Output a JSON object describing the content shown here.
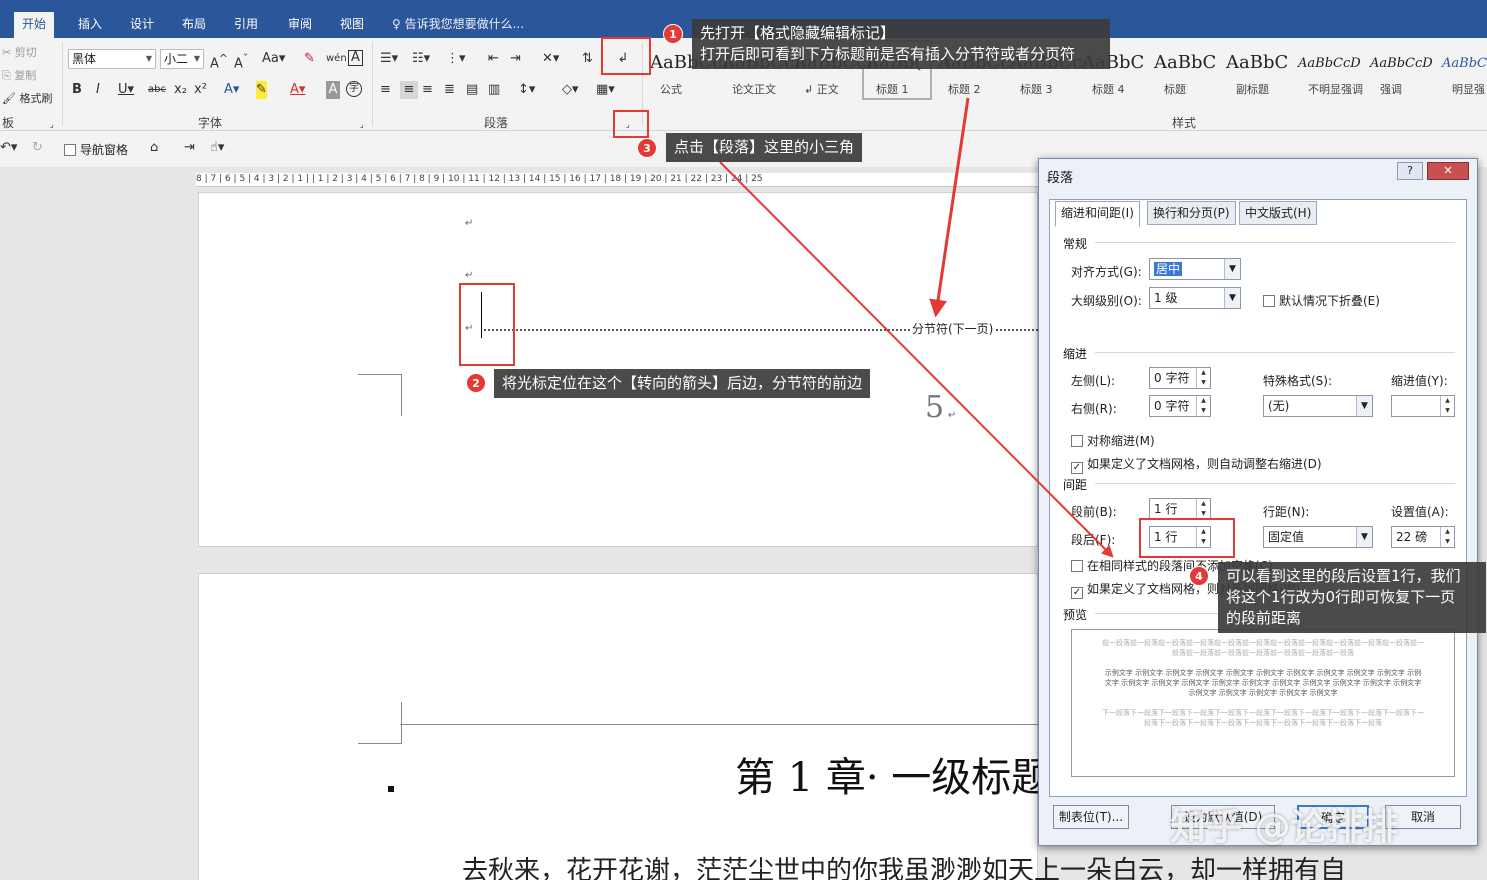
{
  "tabs": [
    "开始",
    "插入",
    "设计",
    "布局",
    "引用",
    "审阅",
    "视图"
  ],
  "tell_me": "告诉我您想要做什么...",
  "clipboard": {
    "cut": "剪切",
    "copy": "复制",
    "format_painter": "格式刷",
    "group": "板"
  },
  "font": {
    "name": "黑体",
    "size": "小二",
    "group": "字体"
  },
  "paragraph_group": "段落",
  "styles_group": "样式",
  "styles": [
    {
      "preview": "AaBbCcI",
      "name": "公式"
    },
    {
      "preview": "AaBbCcI",
      "name": "论文正文"
    },
    {
      "preview": "AaBbCcI",
      "name": "↲ 正文"
    },
    {
      "preview": "AaBb(",
      "name": "标题 1"
    },
    {
      "preview": "AaBbCc",
      "name": "标题 2"
    },
    {
      "preview": "AaBbCc",
      "name": "标题 3"
    },
    {
      "preview": "AaBbC",
      "name": "标题 4"
    },
    {
      "preview": "AaBbC",
      "name": "标题"
    },
    {
      "preview": "AaBbC",
      "name": "副标题"
    },
    {
      "preview": "AaBbCcD",
      "name": "不明显强调"
    },
    {
      "preview": "AaBbCcD",
      "name": "强调"
    },
    {
      "preview": "AaBbCc",
      "name": "明显强"
    }
  ],
  "qat": {
    "nav_pane": "导航窗格"
  },
  "ruler": "8 | 7 | 6 | 5 | 4 | 3 | 2 | 1 |   | 1 | 2 | 3 | 4 | 5 | 6 | 7 | 8 | 9 | 10 | 11 | 12 | 13 | 14 | 15 | 16 | 17 | 18 | 19 | 20 | 21 | 22 | 23 | 24 | 25",
  "doc": {
    "section_break": "分节符(下一页)",
    "page_number": "5",
    "chapter_title": "第 1 章· 一级标题",
    "body_text": "去秋来，花开花谢，茫茫尘世中的你我虽渺渺如天上一朵白云，却一样拥有自"
  },
  "annotations": {
    "step1_num": "1",
    "step1_line1": "先打开【格式隐藏编辑标记】",
    "step1_line2": "打开后即可看到下方标题前是否有插入分节符或者分页符",
    "step2_num": "2",
    "step2": "将光标定位在这个【转向的箭头】后边，分节符的前边",
    "step3_num": "3",
    "step3": "点击【段落】这里的小三角",
    "step4_num": "4",
    "step4_line1": "可以看到这里的段后设置1行，我们",
    "step4_line2": "将这个1行改为0行即可恢复下一页",
    "step4_line3": "的段前距离"
  },
  "dialog": {
    "title": "段落",
    "help": "?",
    "close": "✕",
    "tabs": [
      "缩进和间距(I)",
      "换行和分页(P)",
      "中文版式(H)"
    ],
    "general": "常规",
    "alignment_label": "对齐方式(G):",
    "alignment_value": "居中",
    "outline_label": "大纲级别(O):",
    "outline_value": "1 级",
    "collapse_label": "默认情况下折叠(E)",
    "indent": "缩进",
    "left_label": "左侧(L):",
    "left_value": "0 字符",
    "right_label": "右侧(R):",
    "right_value": "0 字符",
    "special_label": "特殊格式(S):",
    "special_value": "(无)",
    "indent_value_label": "缩进值(Y):",
    "mirror_indent": "对称缩进(M)",
    "auto_right": "如果定义了文档网格，则自动调整右缩进(D)",
    "spacing": "间距",
    "before_label": "段前(B):",
    "before_value": "1 行",
    "after_label": "段后(F):",
    "after_value": "1 行",
    "line_spacing_label": "行距(N):",
    "line_spacing_value": "固定值",
    "setting_label": "设置值(A):",
    "setting_value": "22 磅",
    "no_space_same_style": "在相同样式的段落间不添加空格(C)",
    "snap_grid": "如果定义了文档网格，则对齐到网格(W)",
    "preview": "预览",
    "preview_prev": "前一段落前一段落前一段落前一段落前一段落前一段落前一段落前一段落前一段落前一段落前一段落前一段落前一段落前一段落前一段落前一段落前一段落前一段落",
    "preview_sample": "示例文字 示例文字 示例文字 示例文字 示例文字 示例文字 示例文字 示例文字 示例文字 示例文字 示例文字 示例文字 示例文字 示例文字 示例文字 示例文字 示例文字 示例文字 示例文字 示例文字 示例文字 示例文字 示例文字 示例文字 示例文字 示例文字",
    "preview_next": "下一段落下一段落下一段落下一段落下一段落下一段落下一段落下一段落下一段落下一段落下一段落下一段落下一段落下一段落下一段落下一段落下一段落下一段落下一段落下一段落",
    "tabs_button": "制表位(T)...",
    "default_button": "设为默认值(D)",
    "ok_button": "确定",
    "cancel_button": "取消"
  },
  "watermark": "知乎 @论排排"
}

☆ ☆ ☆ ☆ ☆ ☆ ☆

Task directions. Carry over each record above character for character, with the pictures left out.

Answer box.
Output a JSON object describing the content shown here.
{
  "tabs": [
    "开始",
    "插入",
    "设计",
    "布局",
    "引用",
    "审阅",
    "视图"
  ],
  "tell_me": "告诉我您想要做什么...",
  "clipboard": {
    "cut": "剪切",
    "copy": "复制",
    "format_painter": "格式刷",
    "group": "板"
  },
  "font": {
    "name": "黑体",
    "size": "小二",
    "group": "字体"
  },
  "paragraph_group": "段落",
  "styles_group": "样式",
  "styles": [
    {
      "preview": "AaBbCcI",
      "name": "公式"
    },
    {
      "preview": "AaBbCcI",
      "name": "论文正文"
    },
    {
      "preview": "AaBbCcI",
      "name": "↲ 正文"
    },
    {
      "preview": "AaBb(",
      "name": "标题 1"
    },
    {
      "preview": "AaBbCc",
      "name": "标题 2"
    },
    {
      "preview": "AaBbCc",
      "name": "标题 3"
    },
    {
      "preview": "AaBbC",
      "name": "标题 4"
    },
    {
      "preview": "AaBbC",
      "name": "标题"
    },
    {
      "preview": "AaBbC",
      "name": "副标题"
    },
    {
      "preview": "AaBbCcD",
      "name": "不明显强调"
    },
    {
      "preview": "AaBbCcD",
      "name": "强调"
    },
    {
      "preview": "AaBbCc",
      "name": "明显强"
    }
  ],
  "qat": {
    "nav_pane": "导航窗格"
  },
  "ruler": "8 | 7 | 6 | 5 | 4 | 3 | 2 | 1 |   | 1 | 2 | 3 | 4 | 5 | 6 | 7 | 8 | 9 | 10 | 11 | 12 | 13 | 14 | 15 | 16 | 17 | 18 | 19 | 20 | 21 | 22 | 23 | 24 | 25",
  "doc": {
    "section_break": "分节符(下一页)",
    "page_number": "5",
    "chapter_title": "第 1 章· 一级标题",
    "body_text": "去秋来，花开花谢，茫茫尘世中的你我虽渺渺如天上一朵白云，却一样拥有自"
  },
  "annotations": {
    "step1_num": "1",
    "step1_line1": "先打开【格式隐藏编辑标记】",
    "step1_line2": "打开后即可看到下方标题前是否有插入分节符或者分页符",
    "step2_num": "2",
    "step2": "将光标定位在这个【转向的箭头】后边，分节符的前边",
    "step3_num": "3",
    "step3": "点击【段落】这里的小三角",
    "step4_num": "4",
    "step4_line1": "可以看到这里的段后设置1行，我们",
    "step4_line2": "将这个1行改为0行即可恢复下一页",
    "step4_line3": "的段前距离"
  },
  "dialog": {
    "title": "段落",
    "help": "?",
    "close": "✕",
    "tabs": [
      "缩进和间距(I)",
      "换行和分页(P)",
      "中文版式(H)"
    ],
    "general": "常规",
    "alignment_label": "对齐方式(G):",
    "alignment_value": "居中",
    "outline_label": "大纲级别(O):",
    "outline_value": "1 级",
    "collapse_label": "默认情况下折叠(E)",
    "indent": "缩进",
    "left_label": "左侧(L):",
    "left_value": "0 字符",
    "right_label": "右侧(R):",
    "right_value": "0 字符",
    "special_label": "特殊格式(S):",
    "special_value": "(无)",
    "indent_value_label": "缩进值(Y):",
    "mirror_indent": "对称缩进(M)",
    "auto_right": "如果定义了文档网格，则自动调整右缩进(D)",
    "spacing": "间距",
    "before_label": "段前(B):",
    "before_value": "1 行",
    "after_label": "段后(F):",
    "after_value": "1 行",
    "line_spacing_label": "行距(N):",
    "line_spacing_value": "固定值",
    "setting_label": "设置值(A):",
    "setting_value": "22 磅",
    "no_space_same_style": "在相同样式的段落间不添加空格(C)",
    "snap_grid": "如果定义了文档网格，则对齐到网格(W)",
    "preview": "预览",
    "preview_prev": "前一段落前一段落前一段落前一段落前一段落前一段落前一段落前一段落前一段落前一段落前一段落前一段落前一段落前一段落前一段落前一段落前一段落前一段落",
    "preview_sample": "示例文字 示例文字 示例文字 示例文字 示例文字 示例文字 示例文字 示例文字 示例文字 示例文字 示例文字 示例文字 示例文字 示例文字 示例文字 示例文字 示例文字 示例文字 示例文字 示例文字 示例文字 示例文字 示例文字 示例文字 示例文字 示例文字",
    "preview_next": "下一段落下一段落下一段落下一段落下一段落下一段落下一段落下一段落下一段落下一段落下一段落下一段落下一段落下一段落下一段落下一段落下一段落下一段落下一段落下一段落",
    "tabs_button": "制表位(T)...",
    "default_button": "设为默认值(D)",
    "ok_button": "确定",
    "cancel_button": "取消"
  },
  "watermark": "知乎 @论排排"
}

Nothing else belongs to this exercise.